This Note argues that the court's holding in Theodoratus, that vested water rights must be based on prior appropriation by actual beneficial use, is correct for three reasons. First, it comports with common law water rights, the foundation of Washington's water rights codes." Second, it is consistent with the language and the intent of Washington's water rights codes. Third, prior beneficial use, compared to system capacity, more closely addresses contemporary water management concerns. This Note acknowledges the shortcomings of the prior beneficial use doctrine under common law and as codified, and presents further steps that Washington's courts and legislature should take to refine the doctrine to achieve the goal of a truly efficient use of scarce water resources. Unfortunately, the Theodoratus court failed to fully present the modern water rights policy concerns behind its decision. Therefore, the court failed to describe a clear policy foundation for the further development of water rights laws.

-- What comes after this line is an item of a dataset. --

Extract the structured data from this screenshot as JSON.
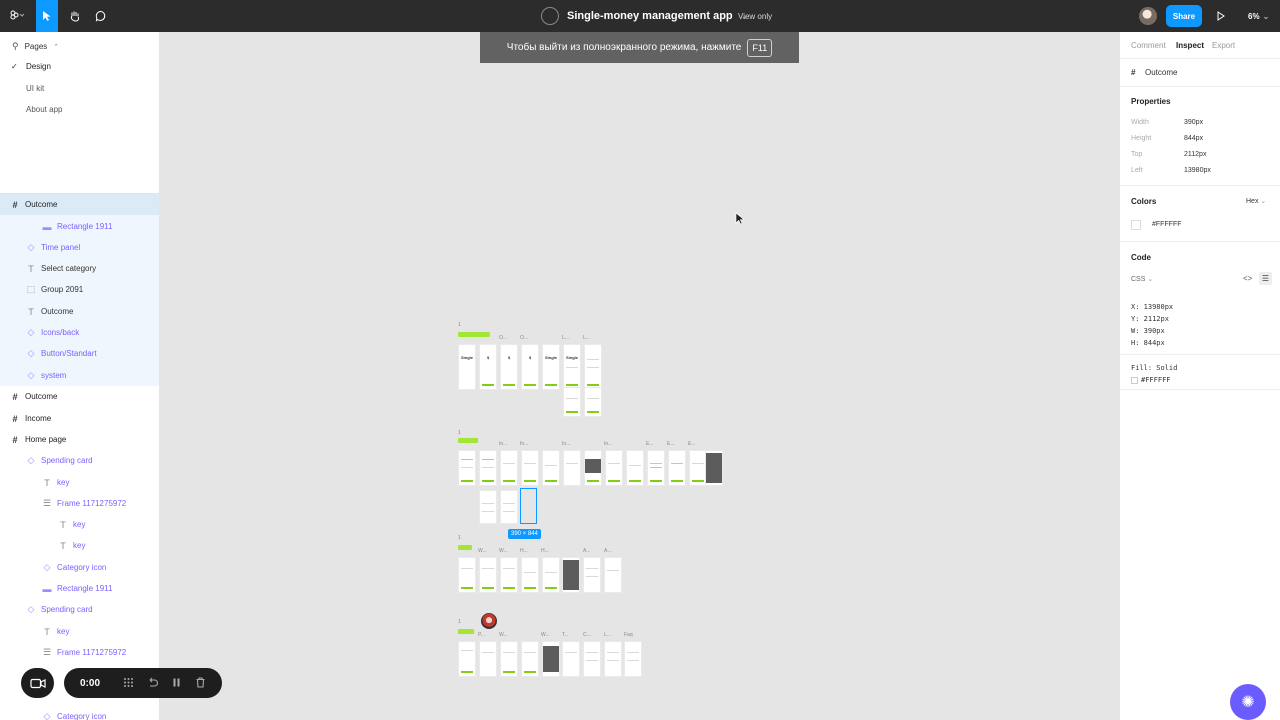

Darryl V. Wareham, Washington Water Rights Based on Actual Use or on Delivery System Capacity? Department of Ecology v. Theodoratus, 24 SEATTLE U. L. REV. 187 (2000).